The Message of Christmas
“People still need the message of Christmas, the true meaning, the hope and the love. And so how can we provide that for them in a safe way?” said the Rev. Jonathan Andersen, pastor of Harvest Point United Methodist Church in Locust Grove, Georgia, which is adapting its annual live Nativity, Return to Bethlehem, to share that story as safely as possible.
The church is shrinking the number of scenes and the length of the walking tour, in which guides lead small groups past a petting zoo and the city of Bethlehem, a semipermanent structure on the church’s campus. The number of masked guests in each group will be limited and the total event will be held on two days, Dec. 12 and 13, not three. Prayer will move outside afterward, around campfires “in a distanced way,” instead of ending inside the church.
This year, Andersen said, “The gift of it is everything’s different and people are open to change.”
The church also will give away a woodcut Christmas ornament instead of the usual hot chocolate. Church staff thought about engraving it with the year, but, after some thought about the past 12 months, Andersen said, laughing, “I think we’re going to leave 2020 off the ornament.”
Advent Lutheran Church members participate in a live Nativity in December 2019 at the church in Columbus, Ohio. Photo by the Rev. Aaron Layne
The roadside live Nativity at Advent Lutheran Church, a congregation affiliated with the Evangelical Lutheran Church in America in Columbus, Ohio, is in its 50th year. At a busy, three-way intersection fronted by City Hall, the church and a golf course — the corner of “government, God and golf” — the event normally features coloring stations, hot chocolate and performances by the Singing Buckeyes, a men’s a capella group, according to the Rev. Aaron Layne.
Christmas Isn’t Canceled
The surrounding county has been hard hit by the coronavirus, and Columbus is under a stay-at-home advisory. But, the pastor said, that doesn’t mean Christmas is canceled.
Advent Lutheran has pushed back its event to Dec. 23, after the order lifts, and it has expanded its single manger scene, starring a donkey named Shrek, to six drive-thru scenes from the Christmas story on its property.
The church has tried to be thoughtful about creating scenes with one safely distanced actor, like Mary delivering the Magnificat, as well as scenes that can be performed by a single household: a family of six will hold down the scene in which a multitude of the heavenly host appears to shepherds.
Beauty in the Chaos
“Honestly, there’s disappointment and beauty in it all at the same time,” Layne said.
Guests look at animals in the the Advent Lutheran Church live Nativity, in December 2019, at the church in Columbus, Ohio. Photo by the Rev. Aaron Layne

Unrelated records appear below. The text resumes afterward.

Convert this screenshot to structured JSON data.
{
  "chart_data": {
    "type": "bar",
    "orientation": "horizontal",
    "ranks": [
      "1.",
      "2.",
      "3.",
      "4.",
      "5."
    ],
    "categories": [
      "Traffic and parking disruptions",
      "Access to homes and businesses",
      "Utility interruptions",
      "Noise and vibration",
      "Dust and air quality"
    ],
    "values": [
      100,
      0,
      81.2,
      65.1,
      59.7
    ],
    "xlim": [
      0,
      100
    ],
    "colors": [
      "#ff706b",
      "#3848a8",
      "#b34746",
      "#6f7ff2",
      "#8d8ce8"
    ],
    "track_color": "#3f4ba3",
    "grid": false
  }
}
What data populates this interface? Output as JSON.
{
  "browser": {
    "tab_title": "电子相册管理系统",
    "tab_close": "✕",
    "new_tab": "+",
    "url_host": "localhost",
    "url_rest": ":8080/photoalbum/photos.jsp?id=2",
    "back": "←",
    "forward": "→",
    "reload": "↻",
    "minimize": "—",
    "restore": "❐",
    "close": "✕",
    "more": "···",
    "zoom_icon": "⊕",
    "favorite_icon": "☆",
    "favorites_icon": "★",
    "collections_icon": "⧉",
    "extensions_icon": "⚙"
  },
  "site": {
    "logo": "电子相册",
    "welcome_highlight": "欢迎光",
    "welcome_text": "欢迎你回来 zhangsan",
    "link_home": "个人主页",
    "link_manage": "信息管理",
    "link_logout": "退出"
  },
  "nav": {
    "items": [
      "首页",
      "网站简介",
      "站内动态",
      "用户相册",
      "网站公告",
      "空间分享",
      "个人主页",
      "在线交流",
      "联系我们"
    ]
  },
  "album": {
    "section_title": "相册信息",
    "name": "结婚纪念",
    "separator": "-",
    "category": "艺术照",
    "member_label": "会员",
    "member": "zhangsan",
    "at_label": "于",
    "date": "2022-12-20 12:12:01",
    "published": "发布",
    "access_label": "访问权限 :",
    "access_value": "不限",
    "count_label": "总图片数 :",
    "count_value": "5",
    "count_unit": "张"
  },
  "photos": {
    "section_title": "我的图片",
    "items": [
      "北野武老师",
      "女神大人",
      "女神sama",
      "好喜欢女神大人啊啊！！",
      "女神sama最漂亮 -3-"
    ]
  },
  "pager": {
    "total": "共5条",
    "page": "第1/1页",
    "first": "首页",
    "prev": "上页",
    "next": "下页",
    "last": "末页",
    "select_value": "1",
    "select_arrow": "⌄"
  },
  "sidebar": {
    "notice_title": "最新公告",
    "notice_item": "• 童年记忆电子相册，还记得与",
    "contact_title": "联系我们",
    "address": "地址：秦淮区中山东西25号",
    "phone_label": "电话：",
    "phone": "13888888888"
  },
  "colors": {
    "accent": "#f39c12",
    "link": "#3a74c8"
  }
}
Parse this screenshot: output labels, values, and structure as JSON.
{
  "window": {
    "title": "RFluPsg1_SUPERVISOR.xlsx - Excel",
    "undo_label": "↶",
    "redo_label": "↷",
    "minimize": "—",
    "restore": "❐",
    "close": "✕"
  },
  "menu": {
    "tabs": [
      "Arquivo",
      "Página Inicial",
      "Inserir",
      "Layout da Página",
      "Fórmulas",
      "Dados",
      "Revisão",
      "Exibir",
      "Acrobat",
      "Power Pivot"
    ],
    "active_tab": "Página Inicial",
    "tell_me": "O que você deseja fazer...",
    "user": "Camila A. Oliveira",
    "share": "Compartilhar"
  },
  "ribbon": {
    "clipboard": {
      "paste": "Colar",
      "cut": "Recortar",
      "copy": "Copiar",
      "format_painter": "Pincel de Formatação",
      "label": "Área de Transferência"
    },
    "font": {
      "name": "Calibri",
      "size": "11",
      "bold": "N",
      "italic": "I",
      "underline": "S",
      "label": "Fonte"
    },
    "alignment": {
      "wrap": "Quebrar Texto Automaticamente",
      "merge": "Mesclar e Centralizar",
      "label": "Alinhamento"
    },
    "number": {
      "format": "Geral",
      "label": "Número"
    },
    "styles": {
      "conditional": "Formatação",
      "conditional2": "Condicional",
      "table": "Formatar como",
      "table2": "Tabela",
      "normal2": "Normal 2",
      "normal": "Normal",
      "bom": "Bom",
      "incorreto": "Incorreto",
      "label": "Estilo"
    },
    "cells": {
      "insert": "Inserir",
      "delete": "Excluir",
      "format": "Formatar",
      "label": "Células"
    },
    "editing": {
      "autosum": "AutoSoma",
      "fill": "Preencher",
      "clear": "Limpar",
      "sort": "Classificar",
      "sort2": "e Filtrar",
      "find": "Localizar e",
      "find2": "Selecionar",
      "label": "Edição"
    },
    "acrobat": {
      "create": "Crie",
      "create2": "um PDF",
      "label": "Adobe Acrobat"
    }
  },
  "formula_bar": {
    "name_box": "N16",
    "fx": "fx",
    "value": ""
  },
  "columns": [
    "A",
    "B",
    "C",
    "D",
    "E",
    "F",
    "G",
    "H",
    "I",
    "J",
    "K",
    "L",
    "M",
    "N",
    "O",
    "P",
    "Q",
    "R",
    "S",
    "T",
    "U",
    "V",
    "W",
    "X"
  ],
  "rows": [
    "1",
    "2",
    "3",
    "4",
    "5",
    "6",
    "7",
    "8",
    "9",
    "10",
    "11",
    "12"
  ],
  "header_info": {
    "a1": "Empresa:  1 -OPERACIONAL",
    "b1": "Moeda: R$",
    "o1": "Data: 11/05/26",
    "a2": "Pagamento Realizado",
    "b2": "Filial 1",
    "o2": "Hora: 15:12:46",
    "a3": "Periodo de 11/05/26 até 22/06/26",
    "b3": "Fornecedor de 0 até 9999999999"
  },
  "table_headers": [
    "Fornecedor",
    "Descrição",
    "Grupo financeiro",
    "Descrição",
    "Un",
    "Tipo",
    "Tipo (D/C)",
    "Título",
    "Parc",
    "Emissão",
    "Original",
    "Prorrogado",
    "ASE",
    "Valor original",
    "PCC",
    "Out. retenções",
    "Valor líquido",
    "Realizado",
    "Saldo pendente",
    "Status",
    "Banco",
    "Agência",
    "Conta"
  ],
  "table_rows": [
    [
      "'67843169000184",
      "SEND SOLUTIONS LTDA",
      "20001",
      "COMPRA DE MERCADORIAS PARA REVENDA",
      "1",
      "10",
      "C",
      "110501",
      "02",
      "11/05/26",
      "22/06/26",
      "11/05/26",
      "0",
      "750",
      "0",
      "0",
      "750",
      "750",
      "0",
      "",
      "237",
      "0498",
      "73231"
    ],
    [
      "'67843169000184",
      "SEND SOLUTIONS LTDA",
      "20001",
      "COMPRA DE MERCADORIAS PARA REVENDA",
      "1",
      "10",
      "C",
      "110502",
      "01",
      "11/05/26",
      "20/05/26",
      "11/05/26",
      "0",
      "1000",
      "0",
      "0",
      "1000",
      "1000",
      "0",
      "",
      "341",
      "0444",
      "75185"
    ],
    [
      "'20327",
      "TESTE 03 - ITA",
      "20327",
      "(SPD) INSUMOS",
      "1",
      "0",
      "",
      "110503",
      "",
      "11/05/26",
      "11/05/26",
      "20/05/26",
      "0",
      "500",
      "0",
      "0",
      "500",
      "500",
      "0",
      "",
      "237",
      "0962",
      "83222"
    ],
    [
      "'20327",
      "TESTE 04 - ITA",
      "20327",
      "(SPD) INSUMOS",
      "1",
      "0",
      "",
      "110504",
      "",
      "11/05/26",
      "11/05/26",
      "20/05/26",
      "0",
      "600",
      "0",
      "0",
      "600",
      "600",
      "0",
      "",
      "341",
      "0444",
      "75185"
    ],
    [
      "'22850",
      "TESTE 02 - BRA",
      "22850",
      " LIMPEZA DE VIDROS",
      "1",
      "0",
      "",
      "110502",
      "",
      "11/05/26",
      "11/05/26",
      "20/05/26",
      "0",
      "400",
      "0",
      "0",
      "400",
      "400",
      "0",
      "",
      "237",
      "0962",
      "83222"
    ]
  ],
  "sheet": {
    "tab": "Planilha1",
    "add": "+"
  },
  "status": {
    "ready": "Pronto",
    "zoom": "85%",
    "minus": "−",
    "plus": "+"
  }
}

“I think it serves as a reminder that nothing — not sin, not COVID-19, not years like 2020 — can stop God’s love from coming and being with us,” he said. “Christmas is God’s love and salvation and word made flesh, and, you know, that doesn’t stop. In fact, I think it’s more important to do that now.”
In neighboring Indiana, Faith has cut some scenes from its Lafayette Living Nativity to accommodate more cars since it’s done away with its usual walk-through option. Over the years, it has expanded to recount not only the birth of Jesus, but the Garden of Eden story and Jesus’ death, resurrection and second coming. Hundreds of people, as well as camels, donkeys and sheep, now make up the cast.
“It’s just been a delightful way for us to proclaim the gospel at Christmastime,” Viars said.
“This year, there’s no question that there’s a hunger for truth. There’s a hunger for joy. There’s a hunger for a message that you can rely on in these uncertain times, but also just fun family activities that are safe.”
And, in true 2020 fashion, Mary, Joseph and the rest will be wearing face masks. “The nice thing about doing it in Lafayette in the wintertime is you need a mask, you need a scarf, so you’re bundled up anyway,” Viars said.
The biting donkeys may get masks, too.
“It might be comeuppance time for the donkeys in 2020,” he said.
Walk-through guests interact with the cast at the Bethlehem market during the 2015 Lafayette Living Nativity, hosted by Faith Church of Lafayette, Indiana. Photo courtesy of Faith Ministries